- Figure legend: double check figure numbers: looks like there is a Fig. 9 missing.
- Figure 10. The map is not informative as presented. It shows very general migratory flyways and could have rather focused on the migratory routes of the species that are implicated in the spread of the H5N8 IAV subtype. Birdlife international and other websites provide maps that could be much more informative that the one presented in Figure 10: http://www.birdlife.org/datazone/species/factsheet/22680317

Reviewer: 3
Comments to the Author
In this manuscript, authors describe the recent H5N8 outbreaks of Europe and Japan might be a single source population, which has been spread by migratory birds by combining genetic methods and epidemiological data. It seems to be probable theory to explain current H5N8 outbreaks in European countries and Japan at the same time by similar viruses. Although the topic is of interest, the manuscript will need revising.
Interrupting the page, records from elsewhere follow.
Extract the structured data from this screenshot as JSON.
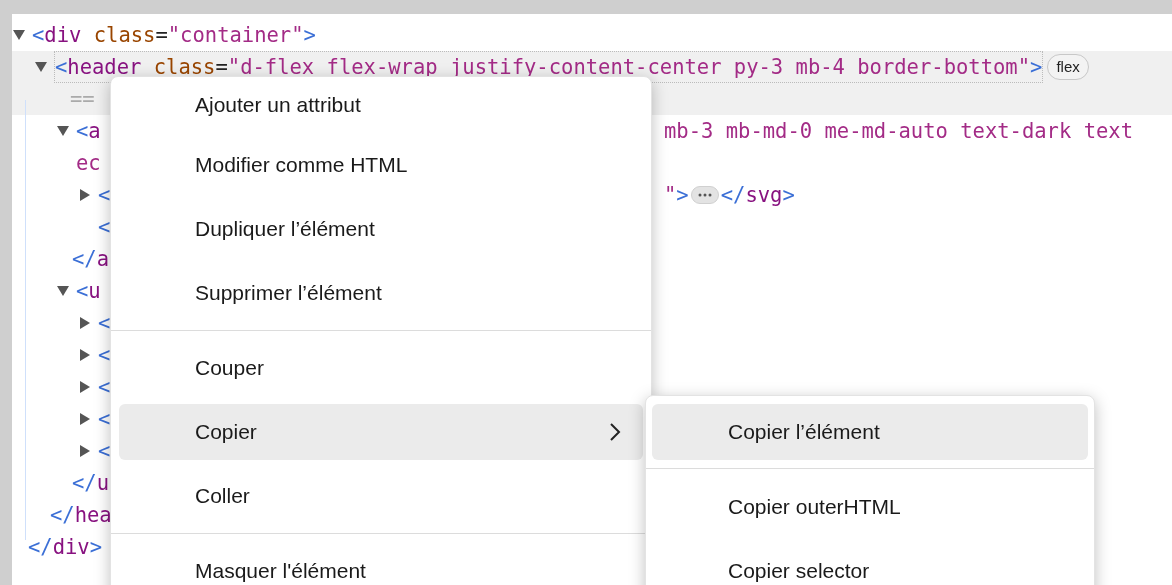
{
  "dom_tree": [
    {
      "expanded": true,
      "selected": false,
      "open": [
        {
          "kind": "bracket",
          "text": "<"
        },
        {
          "kind": "tag",
          "text": "div"
        },
        {
          "kind": "attr",
          "text": " class"
        },
        {
          "kind": "plain",
          "text": "="
        },
        {
          "kind": "value",
          "text": "\"container\""
        },
        {
          "kind": "bracket",
          "text": ">"
        }
      ],
      "close": [
        {
          "kind": "bracket",
          "text": "</"
        },
        {
          "kind": "tag",
          "text": "div"
        },
        {
          "kind": "bracket",
          "text": ">"
        }
      ],
      "children": [
        {
          "expanded": true,
          "selected": true,
          "badge": "flex",
          "marker": "==",
          "open": [
            {
              "kind": "bracket",
              "text": "<"
            },
            {
              "kind": "tag",
              "text": "header"
            },
            {
              "kind": "attr",
              "text": " class"
            },
            {
              "kind": "plain",
              "text": "="
            },
            {
              "kind": "value",
              "text": "\"d-flex flex-wrap justify-content-center py-3 mb-4 border-bottom\""
            },
            {
              "kind": "bracket",
              "text": ">"
            }
          ],
          "close": [
            {
              "kind": "bracket",
              "text": "</"
            },
            {
              "kind": "tag",
              "text": "hea"
            }
          ],
          "children": [
            {
              "expanded": true,
              "selected": false,
              "open": [
                {
                  "kind": "bracket",
                  "text": "<"
                },
                {
                  "kind": "tag",
                  "text": "a"
                }
              ],
              "right": [
                {
                  "kind": "value",
                  "text": "mb-3 mb-md-0 me-md-auto text-dark text"
                }
              ],
              "continuation": [
                {
                  "kind": "value",
                  "text": "ec"
                }
              ],
              "close": [
                {
                  "kind": "bracket",
                  "text": "</"
                },
                {
                  "kind": "tag",
                  "text": "a"
                }
              ],
              "children": [
                {
                  "expanded": false,
                  "selected": false,
                  "open": [
                    {
                      "kind": "bracket",
                      "text": "<"
                    }
                  ],
                  "right": [
                    {
                      "kind": "value",
                      "text": "\""
                    },
                    {
                      "kind": "bracket",
                      "text": ">"
                    },
                    {
                      "kind": "ellipsis"
                    },
                    {
                      "kind": "bracket",
                      "text": "</"
                    },
                    {
                      "kind": "tag",
                      "text": "svg"
                    },
                    {
                      "kind": "bracket",
                      "text": ">"
                    }
                  ]
                },
                {
                  "selected": false,
                  "open": [
                    {
                      "kind": "bracket",
                      "text": "<"
                    }
                  ]
                }
              ]
            },
            {
              "expanded": true,
              "selected": false,
              "open": [
                {
                  "kind": "bracket",
                  "text": "<"
                },
                {
                  "kind": "tag",
                  "text": "u"
                }
              ],
              "close": [
                {
                  "kind": "bracket",
                  "text": "</"
                },
                {
                  "kind": "tag",
                  "text": "u"
                }
              ],
              "children": [
                {
                  "expanded": false,
                  "selected": false,
                  "open": [
                    {
                      "kind": "bracket",
                      "text": "<"
                    }
                  ]
                },
                {
                  "expanded": false,
                  "selected": false,
                  "open": [
                    {
                      "kind": "bracket",
                      "text": "<"
                    }
                  ]
                },
                {
                  "expanded": false,
                  "selected": false,
                  "open": [
                    {
                      "kind": "bracket",
                      "text": "<"
                    }
                  ]
                },
                {
                  "expanded": false,
                  "selected": false,
                  "open": [
                    {
                      "kind": "bracket",
                      "text": "<"
                    }
                  ]
                },
                {
                  "expanded": false,
                  "selected": false,
                  "open": [
                    {
                      "kind": "bracket",
                      "text": "<"
                    }
                  ]
                }
              ]
            }
          ]
        }
      ]
    }
  ],
  "context_menu": {
    "items": [
      {
        "kind": "item",
        "label": "Ajouter un attribut",
        "selected": false,
        "submenu": false
      },
      {
        "kind": "item",
        "label": "Modifier comme HTML",
        "selected": false,
        "submenu": false
      },
      {
        "kind": "item",
        "label": "Dupliquer l’élément",
        "selected": false,
        "submenu": false
      },
      {
        "kind": "item",
        "label": "Supprimer l’élément",
        "selected": false,
        "submenu": false
      },
      {
        "kind": "separator"
      },
      {
        "kind": "item",
        "label": "Couper",
        "selected": false,
        "submenu": false
      },
      {
        "kind": "item",
        "label": "Copier",
        "selected": true,
        "submenu": true
      },
      {
        "kind": "item",
        "label": "Coller",
        "selected": false,
        "submenu": false
      },
      {
        "kind": "separator"
      },
      {
        "kind": "item",
        "label": "Masquer l'élément",
        "selected": false,
        "submenu": false
      }
    ]
  },
  "submenu": {
    "items": [
      {
        "kind": "item",
        "label": "Copier l’élément",
        "selected": true
      },
      {
        "kind": "separator"
      },
      {
        "kind": "item",
        "label": "Copier outerHTML",
        "selected": false
      },
      {
        "kind": "item",
        "label": "Copier selector",
        "selected": false
      }
    ]
  }
}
1. Line 36-39: Reference is inadequate. The contents of this sentence were derived from reference 17 rather than reference 4.
2. Line 44-45: The H5N8 virus of Ireland was genetically quite different from recent Asian H5N8 viruses, so “the original H5N8” is improper expression. These were just same serotype of viruses.  
3. Line 45-47: The authors have to identify a quotation.
4. Line 115: Delete the duplicated word (in Korea)
5. Line 149-152: The authors have to identify a quotation.
6. Figure Legends and Figures: All figure legends are same except for each gene name. However, there were different scale in figures between NA gene and the other genes. Please correct the scale in figures or rewrite figure legends.

 The bits highlighted in red are a fairly standard reviewers tool. First you give the praise. This is really good work but ...

Then the but kills off the paper. The but here is that the data could fit with the movement of poultry between farms. Except they cannot. For that to happen British, Dutch, And German farmers would have to all have obtained eggs from Korea. This would then have to infected a limited number of farms and spread from the farms to the local wild bird populations in small enough numbers not to the detected by a screen but in large enough numbers to give sporadic cases. This is absolute nonsense. A simple likelihood model says that the wild bird transmission is much more likely than these multiple domestic bird submissions. This referee has another agenda. Blocking the paper until their own paper is ready for the same journal or use this idea to write a paper for Science. EID went on to publish three more papers about the H5N8 outbreak and its spread. This extra data included cases from Russia which I had predicted must be there, but which were unavailable at the time.

The summer breeding grounds in Russia are an essential for monitoring bird influenza epidemics. We need to have a well funded international effort to get the best possible sampling of the virus so that we can predict future outbreaks.

No comments: